We were still within sight of land when I missed what would have been my first lifer of the day. A Diving Petrel appeared, dove and then disappeared. But shortly after that, a tern was spotted that was tentatively identified as a White-fronted, and then as a Common, and then an Arctic. Photos taken by Scott Baker later confirmed it as an Arctic and thus it was my first Lifer of the day! Although, I would not know this for sure until the next day.
On the way with Kevin Bartram, grey beards...
         
We continued out over 50 kilometers to the spot where we would stop and begin to berley (chum). Almost immediately I heard the word that I had listened for on all the past pelagic trips, “Wandering!” And a young Wandering Albatross came gliding by the boat and into my heart. I was about to post this blog entry, when I realized that I needed to write more about this moment. To behold this graceful, winged behemoth is one of the highlights of my life. I have seen many magnificent birds, but none have filled me with more awe and appreciation. I was thrilled to my core and I am grateful! But it got even better.
   


Soon the boat was surrounded by Albatrosses and other sea birds. We had Shy, Black-browed, Campbell, Northern Royal, Wandering and NZ Wandering (Gibson’s). We had Northern Giant Petrel, Fairy and Antarctic Prions, and Wilson’s, White-faced and Grey-backed Storm-Petrels among others. It was wondrous! But after a while, our birds began to leave us and we spotted a trawler several kilometers further out. It was swarming with birds. We headed over to look.

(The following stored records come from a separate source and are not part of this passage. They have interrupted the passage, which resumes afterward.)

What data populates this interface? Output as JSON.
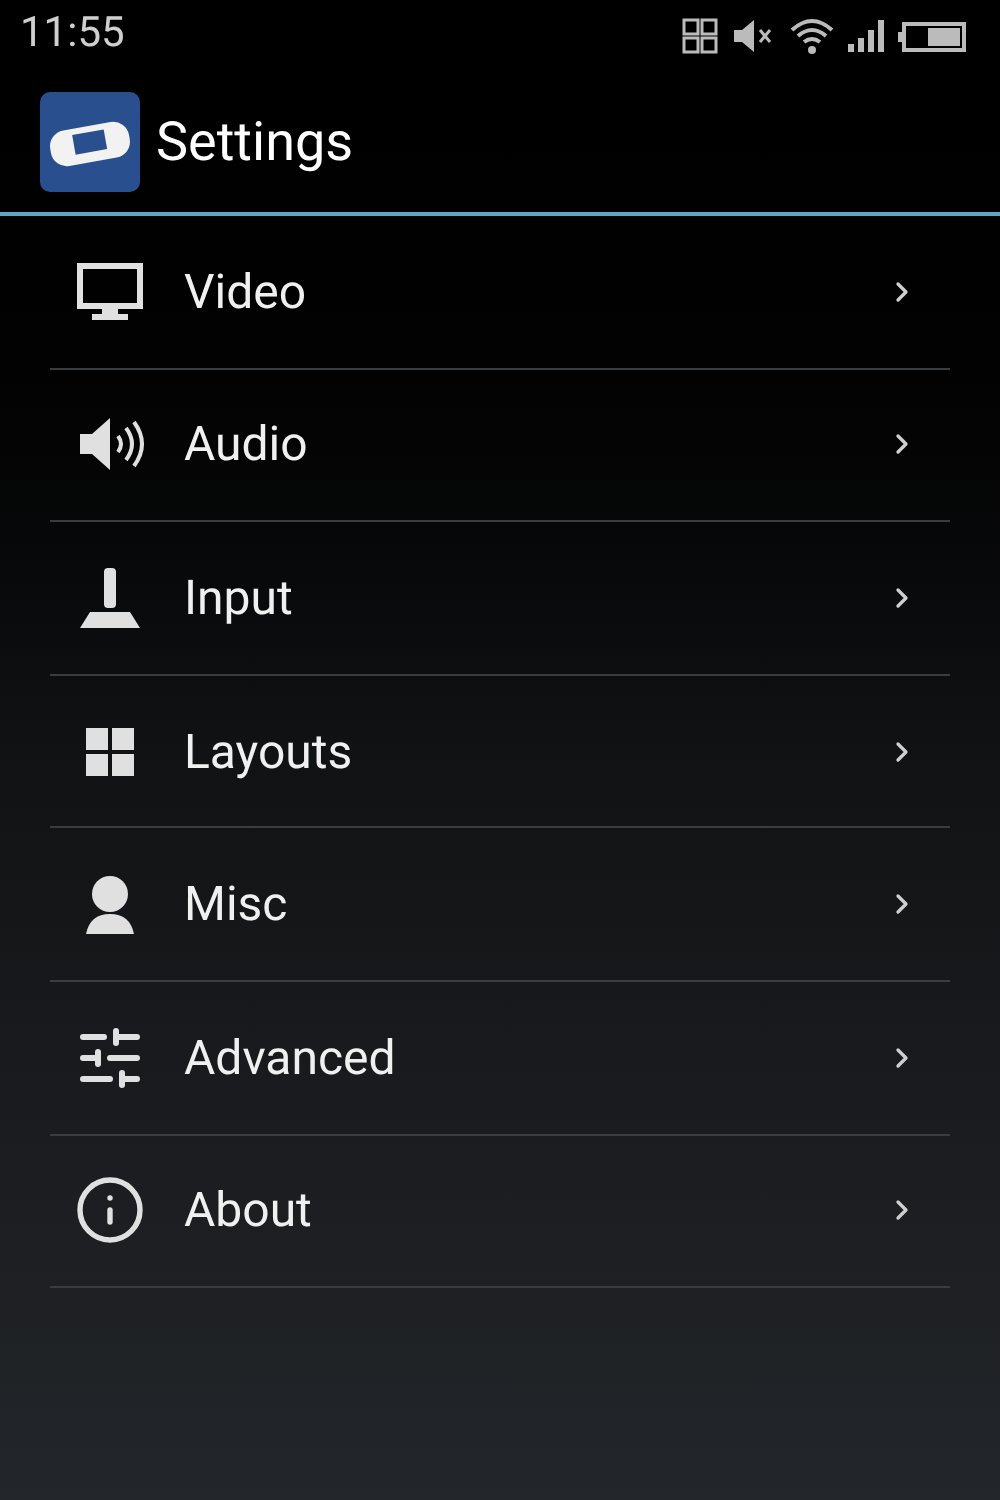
{
  "status_bar": {
    "time": "11:55"
  },
  "app_bar": {
    "title": "Settings"
  },
  "items": [
    {
      "label": "Video"
    },
    {
      "label": "Audio"
    },
    {
      "label": "Input"
    },
    {
      "label": "Layouts"
    },
    {
      "label": "Misc"
    },
    {
      "label": "Advanced"
    },
    {
      "label": "About"
    }
  ]
}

In amongst the hundreds of birds in the air and on the water behind the trawler, Kevin Bartram, and or Scott Baker, noticed a dark Petrel. It flew up and by our boat. The word, “Westland” began to be shouted. It stayed with us, landing on the water and flying around the boat. It was indeed a Westland Petrel, the first record of a living bird in Victoria. Even the hardcore pelagic birders were getting a tick. We had us a MEGA! There was much joy. I am so grateful to experience this beautiful rarity!
         




       
It was a day of seven Lifers for me. They were… Arctic Tern, both Wanderings, a Northern Royal, a beautiful Cape Petrel, Antarctic Prion and Westland Petrel. Yes, Westland was the Mega, but the Wandering Albatrosses really stole my heart (Cape Petrel is pretty damn special too). My Aussie life list is now 684. I am only 16 away from that magic number, but they are only numbers. It is the birds and the experiences that matter.  Here are more photos beginning with the stunning Cape Petrel.
                   


                         
                   


















The long trip back to terra firma seemed shorter than usual. Once back in Port Fairy many of us had a quick cuppa and a nibble at the coffee house. Then I accepted Bill Twiss’ kind invitation to stay the night at his and Debbie’s house in Warnambool. I was quite tired and still “woggy” from wearing the patch, but I slept well and contentedly (unusual for me). I am so very grateful.
     
Lifer Selfie with my dear friend, Bill Twiss

Peace. Love. Birds. Gratitude.